▶ _Required work_
Restate, in full and unchanged, the entries that follow, but not their pictures.

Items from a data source
◇ ◇ ◇

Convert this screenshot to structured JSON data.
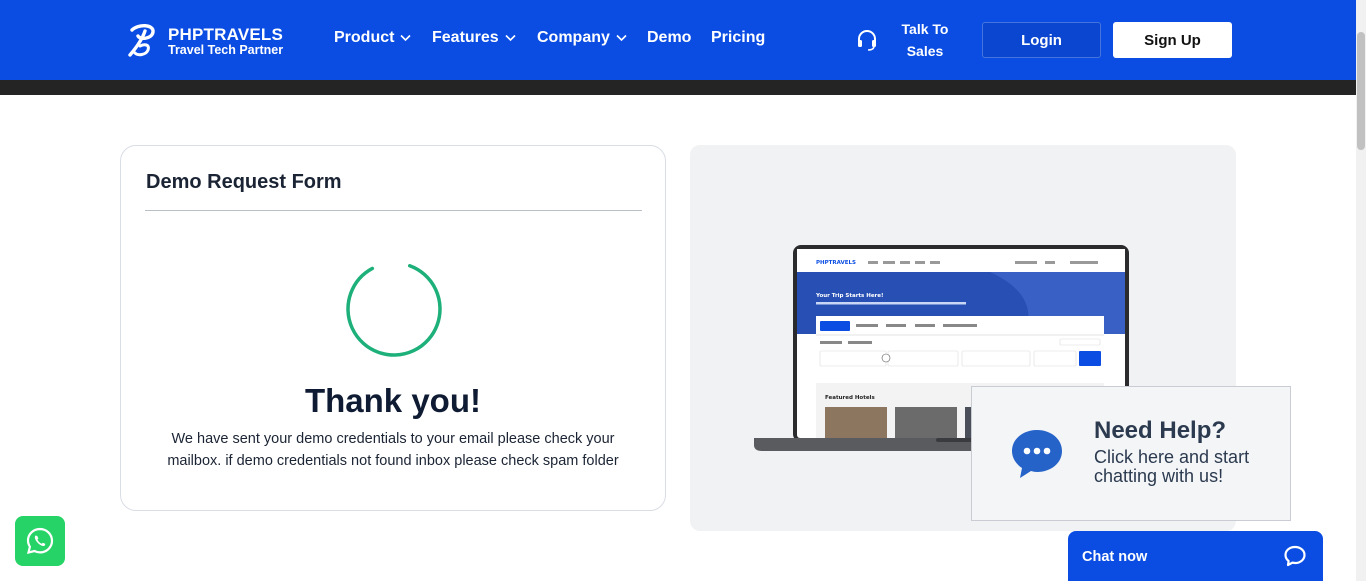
{
  "brand": {
    "name": "PHPTRAVELS",
    "tagline": "Travel Tech Partner",
    "accent": "#0b4de3"
  },
  "nav": {
    "items": [
      {
        "label": "Product",
        "dropdown": true
      },
      {
        "label": "Features",
        "dropdown": true
      },
      {
        "label": "Company",
        "dropdown": true
      },
      {
        "label": "Demo",
        "dropdown": false
      },
      {
        "label": "Pricing",
        "dropdown": false
      }
    ],
    "talk_line1": "Talk To",
    "talk_line2": "Sales",
    "login": "Login",
    "signup": "Sign Up"
  },
  "form": {
    "title": "Demo Request Form",
    "thanks": "Thank you!",
    "message": "We have sent your demo credentials to your email please check your mailbox. if demo credentials not found inbox please check spam folder",
    "spinner_color": "#1db07a"
  },
  "preview": {
    "screen_brand": "PHPTRAVELS",
    "hero_title": "Your Trip Starts Here!",
    "featured": "Featured Hotels"
  },
  "help": {
    "title": "Need Help?",
    "subtitle": "Click here and start chatting with us!"
  },
  "chat": {
    "label": "Chat now"
  },
  "icons": {
    "logo": "phptravels-logo-icon",
    "headset": "headset-icon",
    "chevron": "chevron-down-icon",
    "chat_bubble": "chat-bubble-icon",
    "whatsapp": "whatsapp-icon"
  }
}
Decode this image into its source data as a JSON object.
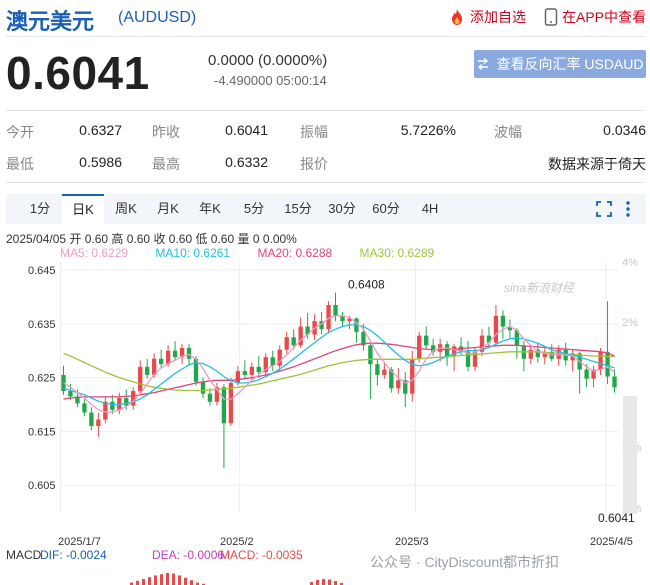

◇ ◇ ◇

▶ _Reply to the exercise_
Convert this screenshot to structured JSON data.
{
  "brand": {
    "name": "PHPTRAVELS",
    "tagline": "Travel Tech Partner",
    "accent": "#0b4de3"
  },
  "nav": {
    "items": [
      {
        "label": "Product",
        "dropdown": true
      },
      {
        "label": "Features",
        "dropdown": true
      },
      {
        "label": "Company",
        "dropdown": true
      },
      {
        "label": "Demo",
        "dropdown": false
      },
      {
        "label": "Pricing",
        "dropdown": false
      }
    ],
    "talk_line1": "Talk To",
    "talk_line2": "Sales",
    "login": "Login",
    "signup": "Sign Up"
  },
  "form": {
    "title": "Demo Request Form",
    "thanks": "Thank you!",
    "message": "We have sent your demo credentials to your email please check your mailbox. if demo credentials not found inbox please check spam folder",
    "spinner_color": "#1db07a"
  },
  "preview": {
    "screen_brand": "PHPTRAVELS",
    "hero_title": "Your Trip Starts Here!",
    "featured": "Featured Hotels"
  },
  "help": {
    "title": "Need Help?",
    "subtitle": "Click here and start chatting with us!"
  },
  "chat": {
    "label": "Chat now"
  },
  "icons": {
    "logo": "phptravels-logo-icon",
    "headset": "headset-icon",
    "chevron": "chevron-down-icon",
    "chat_bubble": "chat-bubble-icon",
    "whatsapp": "whatsapp-icon"
  }
}
Decode this image into its source data as a JSON object.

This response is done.